• _WHAT YOU WILL DO_
Scan the entries below for the word "label". Copy out every line in which it occurs.
--- LISTED ENTRIES Enclosed Below ---
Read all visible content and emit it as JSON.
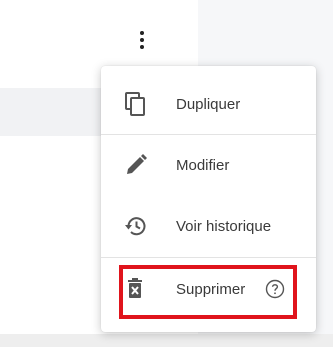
{
  "menu_trigger": {
    "icon": "more-vertical-icon"
  },
  "menu": {
    "items": [
      {
        "label": "Dupliquer",
        "icon": "copy-icon"
      },
      {
        "label": "Modifier",
        "icon": "pencil-icon"
      },
      {
        "label": "Voir historique",
        "icon": "history-icon"
      },
      {
        "label": "Supprimer",
        "icon": "trash-icon",
        "help_icon": "help-circle-icon"
      }
    ]
  },
  "colors": {
    "highlight": "#e0141c",
    "icon": "#555555",
    "text": "#3a3a3a"
  }
}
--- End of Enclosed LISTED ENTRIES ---
• _YOUR RESPONSE_
        "label": "Dupliquer",
        "label": "Modifier",
        "label": "Voir historique",
        "label": "Supprimer",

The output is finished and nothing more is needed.